__Work instructions__:
The records below need to come back exactly as they are, pictures omitted.

Page and application data records

Segment Open

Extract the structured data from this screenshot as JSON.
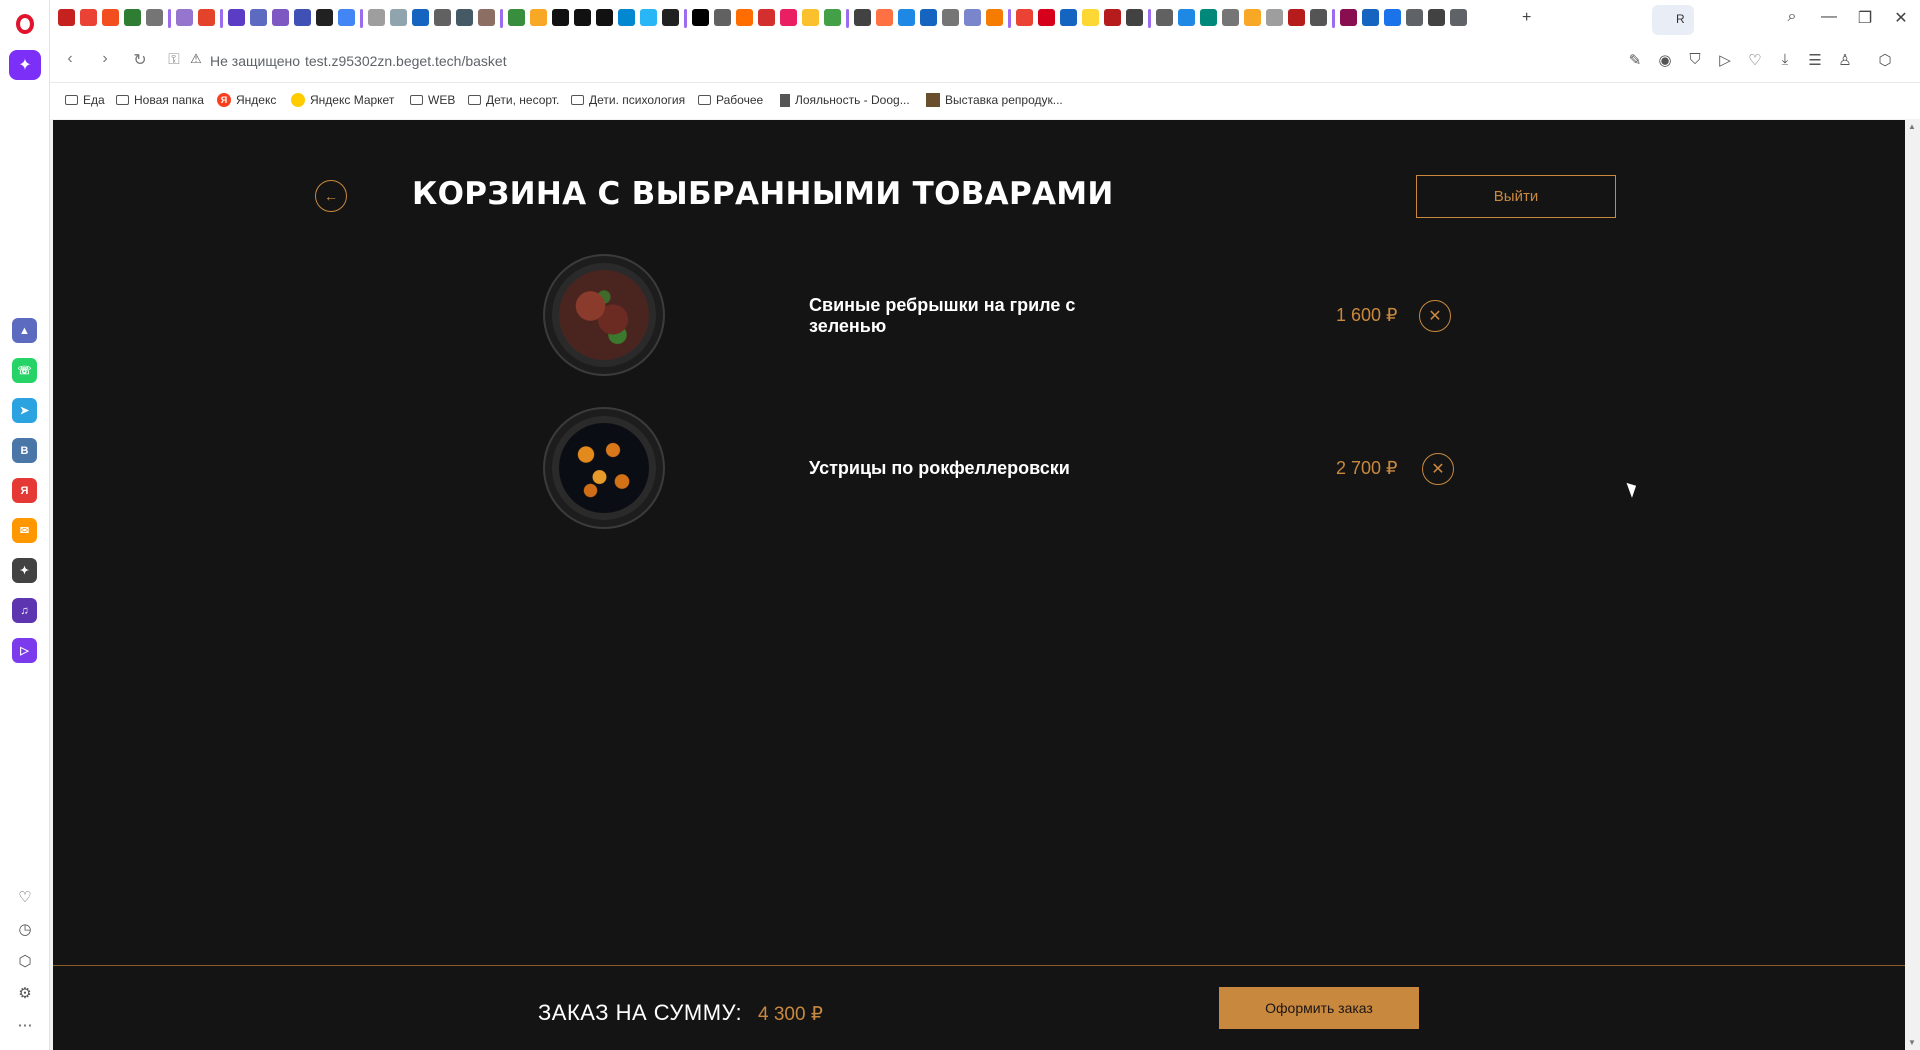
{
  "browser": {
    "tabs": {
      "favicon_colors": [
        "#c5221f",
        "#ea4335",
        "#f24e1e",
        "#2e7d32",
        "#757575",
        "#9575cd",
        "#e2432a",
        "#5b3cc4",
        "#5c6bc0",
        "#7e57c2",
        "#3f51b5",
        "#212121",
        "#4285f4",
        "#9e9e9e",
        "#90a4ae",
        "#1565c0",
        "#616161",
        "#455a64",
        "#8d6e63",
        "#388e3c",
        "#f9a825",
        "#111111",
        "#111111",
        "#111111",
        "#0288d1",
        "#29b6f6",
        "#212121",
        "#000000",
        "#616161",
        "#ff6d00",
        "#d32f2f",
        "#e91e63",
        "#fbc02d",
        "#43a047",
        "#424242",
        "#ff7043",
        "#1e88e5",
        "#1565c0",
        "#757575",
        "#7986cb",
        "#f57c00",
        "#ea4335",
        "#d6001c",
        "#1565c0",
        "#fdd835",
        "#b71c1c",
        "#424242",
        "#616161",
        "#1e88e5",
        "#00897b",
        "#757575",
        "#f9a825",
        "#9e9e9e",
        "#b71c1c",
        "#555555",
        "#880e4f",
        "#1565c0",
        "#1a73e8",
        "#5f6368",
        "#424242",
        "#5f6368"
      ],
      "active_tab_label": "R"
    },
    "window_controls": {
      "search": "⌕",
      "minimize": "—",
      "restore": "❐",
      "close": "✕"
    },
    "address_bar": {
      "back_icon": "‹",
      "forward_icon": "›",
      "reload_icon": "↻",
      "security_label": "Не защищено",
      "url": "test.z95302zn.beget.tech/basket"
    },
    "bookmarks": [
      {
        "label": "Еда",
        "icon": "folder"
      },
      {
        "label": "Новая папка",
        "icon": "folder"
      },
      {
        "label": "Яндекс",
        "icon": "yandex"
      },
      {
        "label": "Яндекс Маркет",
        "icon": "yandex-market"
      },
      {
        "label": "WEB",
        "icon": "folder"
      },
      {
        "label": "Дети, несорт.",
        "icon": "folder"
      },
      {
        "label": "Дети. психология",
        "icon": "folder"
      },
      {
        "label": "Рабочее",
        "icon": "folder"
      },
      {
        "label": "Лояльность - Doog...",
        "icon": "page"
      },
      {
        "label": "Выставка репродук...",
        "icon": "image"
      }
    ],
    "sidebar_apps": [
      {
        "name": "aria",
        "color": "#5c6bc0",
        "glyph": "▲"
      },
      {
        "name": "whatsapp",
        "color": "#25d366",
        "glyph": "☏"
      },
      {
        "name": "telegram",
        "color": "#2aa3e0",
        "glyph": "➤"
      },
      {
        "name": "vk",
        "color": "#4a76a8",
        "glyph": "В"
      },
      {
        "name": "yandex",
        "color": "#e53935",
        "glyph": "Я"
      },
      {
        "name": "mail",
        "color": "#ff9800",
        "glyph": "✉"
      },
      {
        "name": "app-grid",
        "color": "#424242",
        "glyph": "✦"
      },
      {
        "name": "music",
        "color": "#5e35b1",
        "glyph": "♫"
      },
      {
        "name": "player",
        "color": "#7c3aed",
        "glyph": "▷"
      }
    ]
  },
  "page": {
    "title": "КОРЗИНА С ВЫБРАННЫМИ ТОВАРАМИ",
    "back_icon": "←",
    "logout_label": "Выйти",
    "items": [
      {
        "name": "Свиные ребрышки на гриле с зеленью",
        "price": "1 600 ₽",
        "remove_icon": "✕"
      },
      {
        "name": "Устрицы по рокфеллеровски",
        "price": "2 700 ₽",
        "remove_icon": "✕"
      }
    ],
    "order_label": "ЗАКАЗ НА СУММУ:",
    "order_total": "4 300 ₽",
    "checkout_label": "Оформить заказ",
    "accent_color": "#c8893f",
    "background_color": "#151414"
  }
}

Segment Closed

__Exercise output__:
Extract the structured data from this screenshot as JSON.
{
  "browser": {
    "tabs": {
      "favicon_colors": [
        "#c5221f",
        "#ea4335",
        "#f24e1e",
        "#2e7d32",
        "#757575",
        "#9575cd",
        "#e2432a",
        "#5b3cc4",
        "#5c6bc0",
        "#7e57c2",
        "#3f51b5",
        "#212121",
        "#4285f4",
        "#9e9e9e",
        "#90a4ae",
        "#1565c0",
        "#616161",
        "#455a64",
        "#8d6e63",
        "#388e3c",
        "#f9a825",
        "#111111",
        "#111111",
        "#111111",
        "#0288d1",
        "#29b6f6",
        "#212121",
        "#000000",
        "#616161",
        "#ff6d00",
        "#d32f2f",
        "#e91e63",
        "#fbc02d",
        "#43a047",
        "#424242",
        "#ff7043",
        "#1e88e5",
        "#1565c0",
        "#757575",
        "#7986cb",
        "#f57c00",
        "#ea4335",
        "#d6001c",
        "#1565c0",
        "#fdd835",
        "#b71c1c",
        "#424242",
        "#616161",
        "#1e88e5",
        "#00897b",
        "#757575",
        "#f9a825",
        "#9e9e9e",
        "#b71c1c",
        "#555555",
        "#880e4f",
        "#1565c0",
        "#1a73e8",
        "#5f6368",
        "#424242",
        "#5f6368"
      ],
      "active_tab_label": "R"
    },
    "window_controls": {
      "search": "⌕",
      "minimize": "—",
      "restore": "❐",
      "close": "✕"
    },
    "address_bar": {
      "back_icon": "‹",
      "forward_icon": "›",
      "reload_icon": "↻",
      "security_label": "Не защищено",
      "url": "test.z95302zn.beget.tech/basket"
    },
    "bookmarks": [
      {
        "label": "Еда",
        "icon": "folder"
      },
      {
        "label": "Новая папка",
        "icon": "folder"
      },
      {
        "label": "Яндекс",
        "icon": "yandex"
      },
      {
        "label": "Яндекс Маркет",
        "icon": "yandex-market"
      },
      {
        "label": "WEB",
        "icon": "folder"
      },
      {
        "label": "Дети, несорт.",
        "icon": "folder"
      },
      {
        "label": "Дети. психология",
        "icon": "folder"
      },
      {
        "label": "Рабочее",
        "icon": "folder"
      },
      {
        "label": "Лояльность - Doog...",
        "icon": "page"
      },
      {
        "label": "Выставка репродук...",
        "icon": "image"
      }
    ],
    "sidebar_apps": [
      {
        "name": "aria",
        "color": "#5c6bc0",
        "glyph": "▲"
      },
      {
        "name": "whatsapp",
        "color": "#25d366",
        "glyph": "☏"
      },
      {
        "name": "telegram",
        "color": "#2aa3e0",
        "glyph": "➤"
      },
      {
        "name": "vk",
        "color": "#4a76a8",
        "glyph": "В"
      },
      {
        "name": "yandex",
        "color": "#e53935",
        "glyph": "Я"
      },
      {
        "name": "mail",
        "color": "#ff9800",
        "glyph": "✉"
      },
      {
        "name": "app-grid",
        "color": "#424242",
        "glyph": "✦"
      },
      {
        "name": "music",
        "color": "#5e35b1",
        "glyph": "♫"
      },
      {
        "name": "player",
        "color": "#7c3aed",
        "glyph": "▷"
      }
    ]
  },
  "page": {
    "title": "КОРЗИНА С ВЫБРАННЫМИ ТОВАРАМИ",
    "back_icon": "←",
    "logout_label": "Выйти",
    "items": [
      {
        "name": "Свиные ребрышки на гриле с зеленью",
        "price": "1 600 ₽",
        "remove_icon": "✕"
      },
      {
        "name": "Устрицы по рокфеллеровски",
        "price": "2 700 ₽",
        "remove_icon": "✕"
      }
    ],
    "order_label": "ЗАКАЗ НА СУММУ:",
    "order_total": "4 300 ₽",
    "checkout_label": "Оформить заказ",
    "accent_color": "#c8893f",
    "background_color": "#151414"
  }
}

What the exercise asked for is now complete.